The Lexington Children’s Theatre closes out the 2013-2014 season with the touching performance, Gossamer, based on the book of the same name by Lois Lowry.
The story is recommended for children grade 3 and above. The play introduces us to John, a young boy who has been put into foster care because of abuse at home. During the play the audience learns about some of the past experiences he has had and this topic could be difficult for younger children to understand. Through the course of the play we see John grow and change, even leaving some audience members with tears of happiness for the peace he finds through the help of some unlikely and magical friends.
Theatregoers enter into a twinkling blue backdrop which is the perfect setting for the dream givers we meet throughout the performance. The first characters we meet are Fastidious and Littlest One, two of the dream givers who bring dreams to people while they sleep. We immediately see how excited, energetic and curious Littlest One is during the first journey into a home to give dreams we see them make. Littlest One is young and still learning how dream givers create dreams. Fastidious, Littlest One’s teacher, is a rule follower and the eager nature of Littlest One prove to be very challenging. We then meet the dream chorus and two other dream makers, Most Ancient and Thin Elderly. The costumes for these two characters are elaborate and whimsical and help create a magical feel to the story. Thin Elder assumes the role of teacher for Littlest One and we see that he appreciates her energetic nature.
As the story unfolds we meet the humans Littlest One and Fastidious are visiting, Old Lady and her dog, Toby. Toby is a large furry, stuffed dog voiced and controlled by a young actor. Kids will love meeting Toby and smile as Toby and his human actor do some fabulous doggy acting throughout the play. Toby is a special part of Old Lady’s life and is a happy but sometimes mischevious dog. The audience learns that the Old Lady has been sent a letter informing her that she will be getting a foster child. She’d been hoping for a girl but instead is told an ‘angry’ young boy would be in her care. When we meet John we do indeed see that he is angry. He uses harsh words to speak to Old Lady, isn’t kind to Toby, and is very hard on himself as well. Kids may see a bit of themselves in his actions and words. The way he behaves, the things he says and why he is angry are great discussion starters for families after the play.
The Old Lady has a past that more of the actors introduce us to through scenes that occur as the dream givers visit during her sleep. We meet a love she lost and, when the sinisteeds visit and create nightmares, we see how this troubles her still. The sinisteeds are the mythical creatures that give nightmares. The actors and props used to create them do indeed set the scene for a scary sequence. From red eyes, sharp teeth and bones the sinisteed looks very much the part of a nightmare. The sinisteed comes for the boy, knowing he is weak and has many dark memories from which to create a nightmare. Night after night we learn that the boy is tormented by the sinisteed and that the horde of sinisteeds is gathering more and more. The dream givers work to create good dreams and push out the sinisteed’s nightmares. Littlest One is being trained and taught by Thin Elder in the ways of the dream givers. Thin Elder and Littlest One work together to find happy memories from which to use to create dreams instead of nightmares.

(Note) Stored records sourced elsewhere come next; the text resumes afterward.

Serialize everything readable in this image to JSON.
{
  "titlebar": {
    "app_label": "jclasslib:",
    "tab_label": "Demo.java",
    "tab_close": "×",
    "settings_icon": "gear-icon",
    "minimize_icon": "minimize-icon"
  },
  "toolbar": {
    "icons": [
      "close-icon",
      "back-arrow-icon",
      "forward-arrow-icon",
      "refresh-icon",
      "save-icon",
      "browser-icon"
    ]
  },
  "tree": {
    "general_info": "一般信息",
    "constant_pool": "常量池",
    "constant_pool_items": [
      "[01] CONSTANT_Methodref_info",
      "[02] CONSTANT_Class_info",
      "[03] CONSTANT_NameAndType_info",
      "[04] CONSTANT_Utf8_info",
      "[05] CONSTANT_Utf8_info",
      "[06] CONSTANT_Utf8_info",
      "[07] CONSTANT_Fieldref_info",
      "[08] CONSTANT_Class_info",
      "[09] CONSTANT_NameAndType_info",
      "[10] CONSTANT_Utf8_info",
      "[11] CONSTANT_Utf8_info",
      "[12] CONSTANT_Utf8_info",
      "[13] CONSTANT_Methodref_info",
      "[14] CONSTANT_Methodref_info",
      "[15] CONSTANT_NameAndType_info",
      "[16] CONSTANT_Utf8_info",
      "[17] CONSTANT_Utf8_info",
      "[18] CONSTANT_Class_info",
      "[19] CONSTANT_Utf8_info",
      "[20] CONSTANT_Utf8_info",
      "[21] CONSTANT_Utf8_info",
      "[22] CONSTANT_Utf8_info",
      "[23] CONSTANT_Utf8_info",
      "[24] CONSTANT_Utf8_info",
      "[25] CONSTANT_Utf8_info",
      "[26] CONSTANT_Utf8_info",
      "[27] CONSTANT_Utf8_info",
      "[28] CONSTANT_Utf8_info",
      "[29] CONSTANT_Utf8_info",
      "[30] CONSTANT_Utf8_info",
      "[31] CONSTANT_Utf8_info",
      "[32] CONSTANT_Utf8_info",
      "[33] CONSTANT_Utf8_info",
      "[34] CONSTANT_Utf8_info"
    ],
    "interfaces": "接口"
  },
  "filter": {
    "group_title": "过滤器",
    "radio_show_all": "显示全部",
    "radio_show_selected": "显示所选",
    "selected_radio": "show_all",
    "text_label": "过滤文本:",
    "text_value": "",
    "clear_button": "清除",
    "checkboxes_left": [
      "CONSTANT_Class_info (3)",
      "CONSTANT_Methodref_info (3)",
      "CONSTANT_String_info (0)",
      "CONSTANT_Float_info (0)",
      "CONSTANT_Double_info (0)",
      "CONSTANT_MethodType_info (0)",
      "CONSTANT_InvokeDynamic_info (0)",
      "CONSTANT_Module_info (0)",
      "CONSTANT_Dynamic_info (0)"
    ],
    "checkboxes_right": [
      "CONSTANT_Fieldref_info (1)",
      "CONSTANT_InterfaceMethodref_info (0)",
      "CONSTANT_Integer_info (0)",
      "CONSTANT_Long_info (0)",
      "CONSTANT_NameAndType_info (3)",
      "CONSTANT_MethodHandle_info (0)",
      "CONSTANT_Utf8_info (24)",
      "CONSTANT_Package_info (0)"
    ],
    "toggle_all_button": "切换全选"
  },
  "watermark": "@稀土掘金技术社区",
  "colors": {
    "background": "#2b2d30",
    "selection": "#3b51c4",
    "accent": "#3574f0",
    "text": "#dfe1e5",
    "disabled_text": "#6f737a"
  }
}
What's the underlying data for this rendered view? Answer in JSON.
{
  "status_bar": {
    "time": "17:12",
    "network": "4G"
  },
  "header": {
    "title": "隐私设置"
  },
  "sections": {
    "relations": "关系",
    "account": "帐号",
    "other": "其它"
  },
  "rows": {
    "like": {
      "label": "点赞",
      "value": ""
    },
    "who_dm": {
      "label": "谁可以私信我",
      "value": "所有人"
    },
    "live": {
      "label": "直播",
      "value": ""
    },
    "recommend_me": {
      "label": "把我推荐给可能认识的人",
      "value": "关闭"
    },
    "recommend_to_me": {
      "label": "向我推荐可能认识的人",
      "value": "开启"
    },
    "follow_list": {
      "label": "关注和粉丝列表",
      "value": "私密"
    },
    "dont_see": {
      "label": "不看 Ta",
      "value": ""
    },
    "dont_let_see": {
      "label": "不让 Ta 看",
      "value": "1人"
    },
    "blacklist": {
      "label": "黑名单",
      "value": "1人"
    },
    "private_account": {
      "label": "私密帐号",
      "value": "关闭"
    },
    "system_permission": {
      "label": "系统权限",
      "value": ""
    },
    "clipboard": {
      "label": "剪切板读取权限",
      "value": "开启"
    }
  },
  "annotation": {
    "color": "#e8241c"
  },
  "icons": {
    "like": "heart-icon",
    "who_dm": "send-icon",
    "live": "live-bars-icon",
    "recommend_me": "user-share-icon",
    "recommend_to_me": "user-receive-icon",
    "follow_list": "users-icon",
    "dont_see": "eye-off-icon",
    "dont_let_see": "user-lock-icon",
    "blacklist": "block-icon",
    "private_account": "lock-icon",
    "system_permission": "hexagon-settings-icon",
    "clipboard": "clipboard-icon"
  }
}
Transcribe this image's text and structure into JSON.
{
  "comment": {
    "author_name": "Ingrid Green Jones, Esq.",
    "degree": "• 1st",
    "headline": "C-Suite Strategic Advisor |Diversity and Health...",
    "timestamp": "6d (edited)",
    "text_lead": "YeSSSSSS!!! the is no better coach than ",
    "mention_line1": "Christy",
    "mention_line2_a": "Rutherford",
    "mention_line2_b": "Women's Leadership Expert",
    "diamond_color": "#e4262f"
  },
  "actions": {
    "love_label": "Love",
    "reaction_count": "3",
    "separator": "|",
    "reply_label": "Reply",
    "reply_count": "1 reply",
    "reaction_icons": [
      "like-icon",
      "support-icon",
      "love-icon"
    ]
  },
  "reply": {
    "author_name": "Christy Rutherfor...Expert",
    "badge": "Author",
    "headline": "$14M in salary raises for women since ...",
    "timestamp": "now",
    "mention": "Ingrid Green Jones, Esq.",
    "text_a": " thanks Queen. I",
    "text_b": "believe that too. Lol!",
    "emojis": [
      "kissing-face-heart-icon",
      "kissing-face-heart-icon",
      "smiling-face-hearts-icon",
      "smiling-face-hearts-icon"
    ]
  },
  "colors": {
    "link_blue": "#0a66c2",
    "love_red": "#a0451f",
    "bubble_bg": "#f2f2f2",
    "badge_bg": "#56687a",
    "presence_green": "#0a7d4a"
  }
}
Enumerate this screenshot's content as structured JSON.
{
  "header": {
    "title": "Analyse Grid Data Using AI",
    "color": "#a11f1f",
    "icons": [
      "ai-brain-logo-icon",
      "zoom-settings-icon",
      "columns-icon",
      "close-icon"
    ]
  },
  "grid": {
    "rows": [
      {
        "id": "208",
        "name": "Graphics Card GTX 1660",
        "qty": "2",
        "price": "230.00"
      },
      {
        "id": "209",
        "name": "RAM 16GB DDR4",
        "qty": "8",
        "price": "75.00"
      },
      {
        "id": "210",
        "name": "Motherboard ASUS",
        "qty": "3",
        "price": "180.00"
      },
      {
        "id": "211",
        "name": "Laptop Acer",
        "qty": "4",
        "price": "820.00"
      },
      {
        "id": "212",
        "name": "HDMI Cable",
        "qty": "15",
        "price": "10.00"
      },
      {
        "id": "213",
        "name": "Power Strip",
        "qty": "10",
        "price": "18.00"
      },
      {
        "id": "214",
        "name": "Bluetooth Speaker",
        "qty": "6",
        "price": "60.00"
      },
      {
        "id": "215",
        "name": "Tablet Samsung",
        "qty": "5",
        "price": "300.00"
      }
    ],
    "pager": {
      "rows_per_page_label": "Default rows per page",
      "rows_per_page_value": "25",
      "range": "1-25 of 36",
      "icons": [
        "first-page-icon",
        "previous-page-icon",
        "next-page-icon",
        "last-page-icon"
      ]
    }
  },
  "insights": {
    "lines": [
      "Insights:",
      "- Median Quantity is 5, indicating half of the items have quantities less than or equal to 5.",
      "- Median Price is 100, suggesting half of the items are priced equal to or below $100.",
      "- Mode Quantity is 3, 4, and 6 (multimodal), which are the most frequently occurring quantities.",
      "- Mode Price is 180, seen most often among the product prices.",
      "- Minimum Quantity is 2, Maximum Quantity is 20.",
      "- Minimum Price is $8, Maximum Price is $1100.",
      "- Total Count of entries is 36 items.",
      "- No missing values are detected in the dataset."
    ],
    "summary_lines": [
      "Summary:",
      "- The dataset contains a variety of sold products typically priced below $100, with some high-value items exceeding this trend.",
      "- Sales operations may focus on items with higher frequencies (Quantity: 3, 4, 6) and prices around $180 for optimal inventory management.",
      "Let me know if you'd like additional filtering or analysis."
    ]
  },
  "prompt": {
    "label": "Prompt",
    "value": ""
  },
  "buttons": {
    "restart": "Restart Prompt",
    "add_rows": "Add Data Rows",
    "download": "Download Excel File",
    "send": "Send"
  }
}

It is Littlest One’s care and ultimately her love that helps the boy fight off the sinisteed’s nightmares. Through the course of the hour-long play the audience grows to care for John and hopes that he can indeed fight back the sinisteed leaving you feeling joy just as Littlest One and Thin Elder do as they create good dreams and fight off the sinisteed. The closing brings happiness, a new journey, and peace as we see that John and the Old Lady have created a bond and together, along with the dream givers, replaced the nightmares of their past with new friendships and peaceful dreams.
The play will tug on your heartstrings and remind you that not every child lives the life we want for our own children. Introducing older children to what struggles some of their own peers may face helps them to learn empathy. This is a great way to begin an open dialogue with your children about their fears, past struggles, or even the problems their friends may face. Creating a safe environment in which they feel they can share with their ‘grown ups’ things that upset them can help children throughout their lifetime.
Upcoming shows are Saturday, April 26th at 2 p.m. and 7 p.m. and Sunday, April 27th at 2 p.m. The Saturday evening performance is the Pay What You Can Night. Tickets not yet sold will be available starting at 6 p.m. that evening for any amount patrons are able to pay.
Tickets can be purchased at the box office, online at www.lctonstage.com, or by calling (859) 254-4546.
The 75th season of The Lexington Children’s Theatre is closing but the summer is just getting started with loads of summer camps. Both of my boys have loved their camp experiences and I highly recommend the theatre summer camps!
For more information on how your child can enroll for summer fun check out their website. http:/www.lctonstage.org/pages/classes.summer2014.html